*Problem statement*
Search the data for the word "JSON" and copy every line where it occurs.

*Data supplied*

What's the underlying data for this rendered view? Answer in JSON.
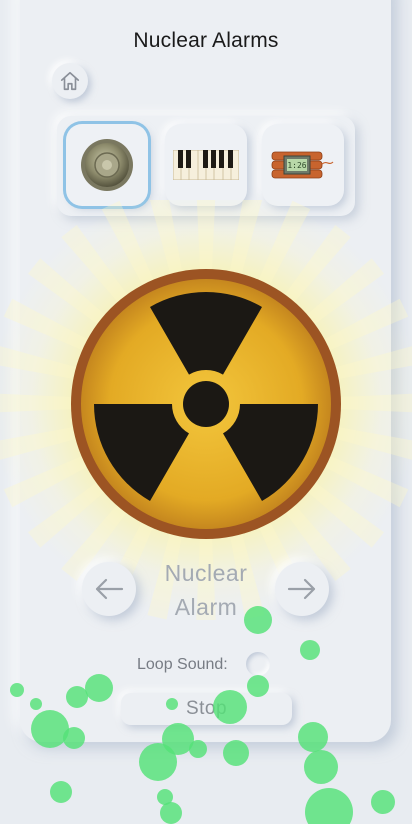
{
  "header": {
    "title": "Nuclear Alarms"
  },
  "sounds": [
    {
      "name": "speaker-icon",
      "selected": true
    },
    {
      "name": "piano-icon",
      "selected": false
    },
    {
      "name": "time-bomb-icon",
      "selected": false
    }
  ],
  "main": {
    "image": "radiation-symbol-icon",
    "sound_name_line1": "Nuclear",
    "sound_name_line2": "Alarm",
    "prev_icon": "arrow-left-icon",
    "next_icon": "arrow-right-icon"
  },
  "controls": {
    "loop_label": "Loop Sound:",
    "loop_enabled": false,
    "stop_label": "Stop"
  },
  "colors": {
    "background": "#eceff3",
    "bubble": "#5ee882",
    "selected_outline": "#8fc3e6",
    "radiation_yellow": "#e8b429",
    "radiation_border": "#a05a22"
  }
}
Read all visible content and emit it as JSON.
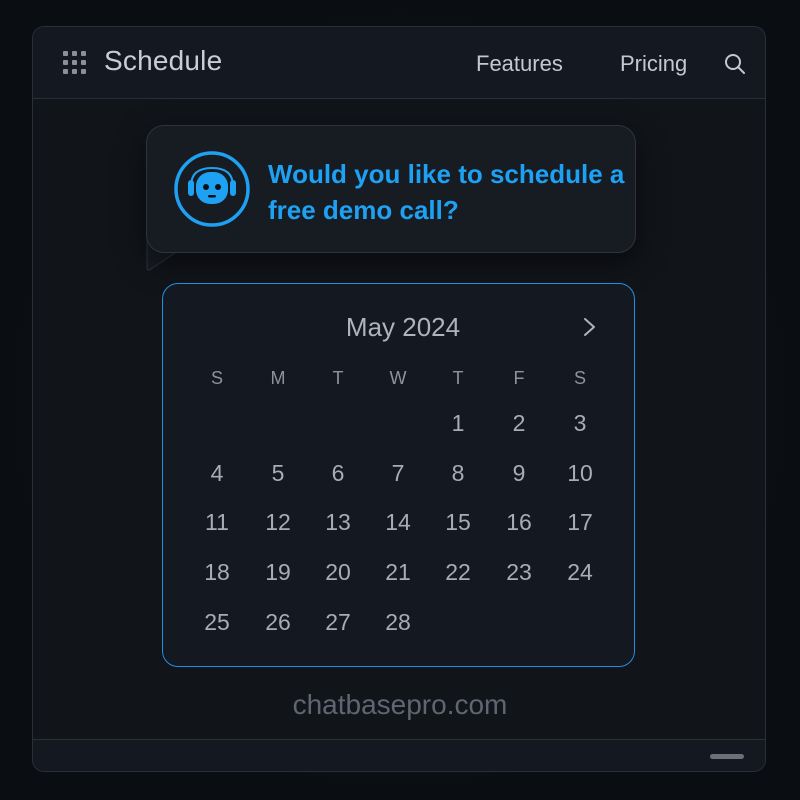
{
  "header": {
    "title": "Schedule",
    "nav": [
      {
        "label": "Features"
      },
      {
        "label": "Pricing"
      }
    ],
    "icons": {
      "menu": "grid-icon",
      "search": "search-icon"
    }
  },
  "chat": {
    "message": "Would you like to schedule a free demo call?",
    "avatar": "bot-avatar-icon",
    "accent_color": "#1ea1f2"
  },
  "calendar": {
    "month_label": "May 2024",
    "next_icon": "chevron-right-icon",
    "weekdays": [
      "S",
      "M",
      "T",
      "W",
      "T",
      "F",
      "S"
    ],
    "days": [
      "1",
      "2",
      "3",
      "4",
      "5",
      "6",
      "7",
      "8",
      "9",
      "10",
      "11",
      "12",
      "13",
      "14",
      "15",
      "16",
      "17",
      "18",
      "19",
      "20",
      "21",
      "22",
      "23",
      "24",
      "25",
      "26",
      "27",
      "28"
    ],
    "border_color": "#1f8fe0"
  },
  "footer": {
    "domain": "chatbasepro.com"
  }
}
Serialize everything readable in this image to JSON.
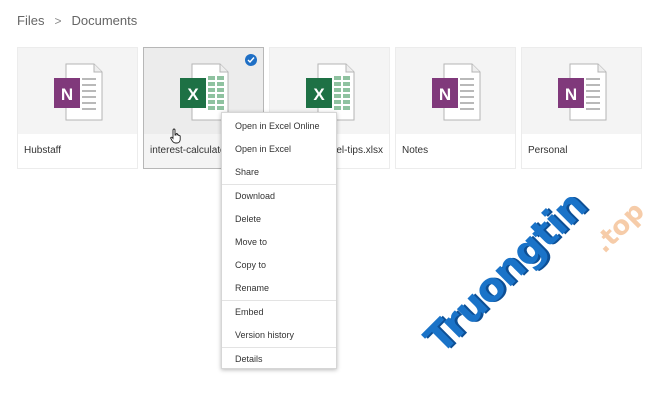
{
  "breadcrumb": {
    "root": "Files",
    "current": "Documents"
  },
  "files": [
    {
      "name": "Hubstaff",
      "icon": "onenote-icon"
    },
    {
      "name": "interest-calculato",
      "icon": "excel-icon",
      "selected": true
    },
    {
      "name": "cel-tips.xlsx",
      "icon": "excel-icon"
    },
    {
      "name": "Notes",
      "icon": "onenote-icon"
    },
    {
      "name": "Personal",
      "icon": "onenote-icon"
    }
  ],
  "context_menu": {
    "items": [
      "Open in Excel Online",
      "Open in Excel",
      "Share",
      "Download",
      "Delete",
      "Move to",
      "Copy to",
      "Rename",
      "Embed",
      "Version history",
      "Details"
    ]
  },
  "watermark": {
    "main": "Truongtin",
    "suffix": ".top"
  },
  "colors": {
    "onenote": "#80397b",
    "excel": "#1e7145",
    "accent": "#1f6fc5",
    "watermark": "#1a73c8"
  }
}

*Answer for the task*
What's the underlying data for this rendered view? Answer in JSON.
Read all visible content and emit it as JSON.
Serialize everything readable in this image to JSON.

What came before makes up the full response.